(Dataset rows for apps and sites)
------------

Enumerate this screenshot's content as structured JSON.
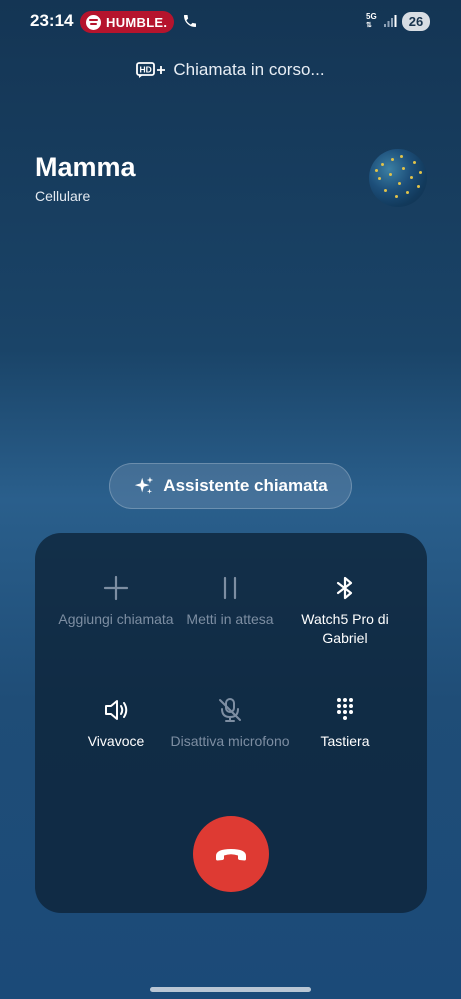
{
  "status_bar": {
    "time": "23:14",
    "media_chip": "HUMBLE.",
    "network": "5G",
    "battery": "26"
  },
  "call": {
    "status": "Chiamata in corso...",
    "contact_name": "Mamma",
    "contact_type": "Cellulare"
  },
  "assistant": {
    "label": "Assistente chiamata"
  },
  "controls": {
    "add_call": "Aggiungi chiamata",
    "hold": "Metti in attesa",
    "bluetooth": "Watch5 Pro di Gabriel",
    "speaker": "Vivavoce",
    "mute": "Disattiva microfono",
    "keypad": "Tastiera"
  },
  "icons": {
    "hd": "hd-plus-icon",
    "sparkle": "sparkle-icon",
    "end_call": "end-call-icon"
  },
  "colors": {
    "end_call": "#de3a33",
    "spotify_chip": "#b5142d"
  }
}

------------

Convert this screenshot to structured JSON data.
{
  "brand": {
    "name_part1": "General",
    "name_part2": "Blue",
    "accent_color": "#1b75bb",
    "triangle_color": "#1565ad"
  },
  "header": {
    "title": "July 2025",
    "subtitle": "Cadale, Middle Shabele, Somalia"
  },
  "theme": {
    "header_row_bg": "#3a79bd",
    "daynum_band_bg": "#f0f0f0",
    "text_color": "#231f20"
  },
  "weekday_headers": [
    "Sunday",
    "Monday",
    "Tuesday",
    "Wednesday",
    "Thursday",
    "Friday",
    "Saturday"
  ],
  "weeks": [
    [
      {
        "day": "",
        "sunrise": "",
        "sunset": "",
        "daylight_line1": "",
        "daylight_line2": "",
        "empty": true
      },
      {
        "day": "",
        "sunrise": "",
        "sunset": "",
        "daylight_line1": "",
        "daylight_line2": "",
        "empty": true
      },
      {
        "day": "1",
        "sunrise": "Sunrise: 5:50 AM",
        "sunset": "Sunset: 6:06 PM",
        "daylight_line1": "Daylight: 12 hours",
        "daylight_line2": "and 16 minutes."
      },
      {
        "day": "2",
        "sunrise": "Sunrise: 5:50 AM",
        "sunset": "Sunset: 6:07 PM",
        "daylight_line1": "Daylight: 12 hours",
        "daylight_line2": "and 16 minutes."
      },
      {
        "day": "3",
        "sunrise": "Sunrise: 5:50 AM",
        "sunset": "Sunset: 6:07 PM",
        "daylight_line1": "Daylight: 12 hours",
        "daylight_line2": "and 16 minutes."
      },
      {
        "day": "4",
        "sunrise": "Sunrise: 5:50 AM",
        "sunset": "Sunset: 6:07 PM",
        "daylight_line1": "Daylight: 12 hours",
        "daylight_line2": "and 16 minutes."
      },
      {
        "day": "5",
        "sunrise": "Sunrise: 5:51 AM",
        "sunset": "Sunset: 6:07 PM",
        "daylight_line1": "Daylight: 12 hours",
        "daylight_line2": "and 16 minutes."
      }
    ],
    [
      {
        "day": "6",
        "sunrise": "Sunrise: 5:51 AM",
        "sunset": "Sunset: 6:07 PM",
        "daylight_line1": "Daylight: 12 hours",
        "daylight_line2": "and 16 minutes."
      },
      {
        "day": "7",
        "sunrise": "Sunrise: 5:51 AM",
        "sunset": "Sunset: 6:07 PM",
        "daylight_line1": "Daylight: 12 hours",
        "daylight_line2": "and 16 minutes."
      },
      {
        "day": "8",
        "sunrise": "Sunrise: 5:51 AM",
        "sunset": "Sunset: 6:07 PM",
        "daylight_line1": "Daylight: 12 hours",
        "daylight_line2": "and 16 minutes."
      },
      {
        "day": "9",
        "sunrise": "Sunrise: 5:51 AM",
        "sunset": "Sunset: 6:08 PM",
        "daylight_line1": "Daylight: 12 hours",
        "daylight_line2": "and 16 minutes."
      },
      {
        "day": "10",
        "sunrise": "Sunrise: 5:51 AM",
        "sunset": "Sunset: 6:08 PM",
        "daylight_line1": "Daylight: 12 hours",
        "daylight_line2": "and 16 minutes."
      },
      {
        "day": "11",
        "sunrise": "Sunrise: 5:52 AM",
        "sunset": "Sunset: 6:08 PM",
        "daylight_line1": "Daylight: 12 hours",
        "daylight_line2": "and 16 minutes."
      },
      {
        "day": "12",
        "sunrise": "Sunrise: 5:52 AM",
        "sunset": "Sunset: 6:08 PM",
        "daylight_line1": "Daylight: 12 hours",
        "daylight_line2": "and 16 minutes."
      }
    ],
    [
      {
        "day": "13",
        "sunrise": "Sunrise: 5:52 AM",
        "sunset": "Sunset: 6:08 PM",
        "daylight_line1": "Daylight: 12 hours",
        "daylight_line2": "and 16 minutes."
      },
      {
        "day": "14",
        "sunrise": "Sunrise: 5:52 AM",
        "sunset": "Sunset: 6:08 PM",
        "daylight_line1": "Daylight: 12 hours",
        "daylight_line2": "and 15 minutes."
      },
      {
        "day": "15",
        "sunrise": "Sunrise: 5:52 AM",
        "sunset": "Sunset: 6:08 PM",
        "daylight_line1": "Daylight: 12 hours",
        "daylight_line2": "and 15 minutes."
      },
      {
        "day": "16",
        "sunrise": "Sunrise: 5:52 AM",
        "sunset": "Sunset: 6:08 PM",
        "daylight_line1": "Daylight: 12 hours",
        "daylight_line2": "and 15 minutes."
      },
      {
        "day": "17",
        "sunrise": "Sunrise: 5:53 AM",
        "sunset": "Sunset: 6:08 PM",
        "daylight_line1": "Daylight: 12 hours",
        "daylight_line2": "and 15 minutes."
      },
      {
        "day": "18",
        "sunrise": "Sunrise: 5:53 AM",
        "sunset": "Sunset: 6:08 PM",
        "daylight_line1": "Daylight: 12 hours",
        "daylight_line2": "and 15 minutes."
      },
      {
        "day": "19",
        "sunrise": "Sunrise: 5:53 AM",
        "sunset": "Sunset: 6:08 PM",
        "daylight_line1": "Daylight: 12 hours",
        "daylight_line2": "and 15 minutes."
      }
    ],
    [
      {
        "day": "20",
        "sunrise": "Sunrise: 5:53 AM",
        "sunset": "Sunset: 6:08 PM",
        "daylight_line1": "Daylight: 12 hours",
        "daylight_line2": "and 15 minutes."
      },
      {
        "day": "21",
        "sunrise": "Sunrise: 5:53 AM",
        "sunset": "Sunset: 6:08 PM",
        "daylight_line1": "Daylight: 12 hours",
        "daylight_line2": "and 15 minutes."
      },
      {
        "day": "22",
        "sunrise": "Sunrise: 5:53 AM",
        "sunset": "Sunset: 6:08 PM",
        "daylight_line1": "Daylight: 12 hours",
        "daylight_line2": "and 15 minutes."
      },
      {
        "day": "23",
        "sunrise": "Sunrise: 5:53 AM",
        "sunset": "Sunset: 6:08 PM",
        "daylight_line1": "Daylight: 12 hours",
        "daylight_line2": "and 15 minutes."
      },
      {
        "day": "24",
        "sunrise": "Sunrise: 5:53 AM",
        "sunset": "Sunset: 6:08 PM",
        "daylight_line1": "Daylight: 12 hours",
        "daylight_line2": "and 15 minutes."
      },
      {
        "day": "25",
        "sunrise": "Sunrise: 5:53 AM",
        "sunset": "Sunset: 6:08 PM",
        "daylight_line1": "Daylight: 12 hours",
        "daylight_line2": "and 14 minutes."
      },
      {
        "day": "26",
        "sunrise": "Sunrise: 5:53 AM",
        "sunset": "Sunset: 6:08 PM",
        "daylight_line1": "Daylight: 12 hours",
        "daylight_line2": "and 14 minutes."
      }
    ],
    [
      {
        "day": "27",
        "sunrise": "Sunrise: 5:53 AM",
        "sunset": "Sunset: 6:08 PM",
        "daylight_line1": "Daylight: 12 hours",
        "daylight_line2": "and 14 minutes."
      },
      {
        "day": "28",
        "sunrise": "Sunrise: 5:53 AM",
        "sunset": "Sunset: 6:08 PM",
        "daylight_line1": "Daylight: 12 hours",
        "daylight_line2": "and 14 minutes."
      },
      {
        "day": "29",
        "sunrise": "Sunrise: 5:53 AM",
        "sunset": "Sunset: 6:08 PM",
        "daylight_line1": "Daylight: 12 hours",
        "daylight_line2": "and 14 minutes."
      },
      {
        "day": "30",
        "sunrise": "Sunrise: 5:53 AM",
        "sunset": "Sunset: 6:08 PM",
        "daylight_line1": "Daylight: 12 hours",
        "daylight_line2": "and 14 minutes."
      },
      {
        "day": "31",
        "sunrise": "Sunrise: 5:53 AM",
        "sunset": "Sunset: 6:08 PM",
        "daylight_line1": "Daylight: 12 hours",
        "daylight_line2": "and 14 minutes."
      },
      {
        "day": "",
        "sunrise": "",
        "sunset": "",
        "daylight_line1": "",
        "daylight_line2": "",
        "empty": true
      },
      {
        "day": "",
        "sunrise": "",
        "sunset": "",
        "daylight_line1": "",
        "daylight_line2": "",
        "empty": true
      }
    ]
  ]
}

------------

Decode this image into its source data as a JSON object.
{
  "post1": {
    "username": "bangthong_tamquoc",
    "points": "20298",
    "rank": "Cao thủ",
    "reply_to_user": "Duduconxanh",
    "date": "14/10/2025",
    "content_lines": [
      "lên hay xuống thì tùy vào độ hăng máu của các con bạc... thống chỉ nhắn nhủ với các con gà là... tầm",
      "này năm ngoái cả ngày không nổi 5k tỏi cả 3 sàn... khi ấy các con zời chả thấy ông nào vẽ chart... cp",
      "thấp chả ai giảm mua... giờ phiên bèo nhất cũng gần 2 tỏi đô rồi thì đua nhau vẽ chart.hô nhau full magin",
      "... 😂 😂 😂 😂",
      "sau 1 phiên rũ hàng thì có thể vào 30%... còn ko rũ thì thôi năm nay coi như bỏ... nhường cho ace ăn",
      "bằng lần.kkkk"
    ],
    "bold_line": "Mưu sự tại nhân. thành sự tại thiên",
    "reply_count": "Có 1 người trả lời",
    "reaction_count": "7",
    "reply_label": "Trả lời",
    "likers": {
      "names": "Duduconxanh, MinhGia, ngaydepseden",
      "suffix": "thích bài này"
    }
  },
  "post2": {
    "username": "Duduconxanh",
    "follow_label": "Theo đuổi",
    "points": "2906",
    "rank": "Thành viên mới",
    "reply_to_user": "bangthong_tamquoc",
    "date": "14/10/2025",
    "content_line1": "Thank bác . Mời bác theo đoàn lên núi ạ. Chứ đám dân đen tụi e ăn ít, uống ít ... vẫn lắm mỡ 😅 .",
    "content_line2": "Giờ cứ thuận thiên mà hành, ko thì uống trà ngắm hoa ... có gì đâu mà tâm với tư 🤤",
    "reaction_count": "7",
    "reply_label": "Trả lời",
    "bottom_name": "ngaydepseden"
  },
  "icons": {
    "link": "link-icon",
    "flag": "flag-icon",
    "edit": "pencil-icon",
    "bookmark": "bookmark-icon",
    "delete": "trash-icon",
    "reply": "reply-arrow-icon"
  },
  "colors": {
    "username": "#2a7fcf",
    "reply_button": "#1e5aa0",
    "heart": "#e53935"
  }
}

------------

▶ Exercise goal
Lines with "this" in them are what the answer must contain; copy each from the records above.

▶ Task response
Enumerate this screenshot's content as structured JSON.
Convert this screenshot to structured JSON data.
Decode this image into its source data as a JSON object.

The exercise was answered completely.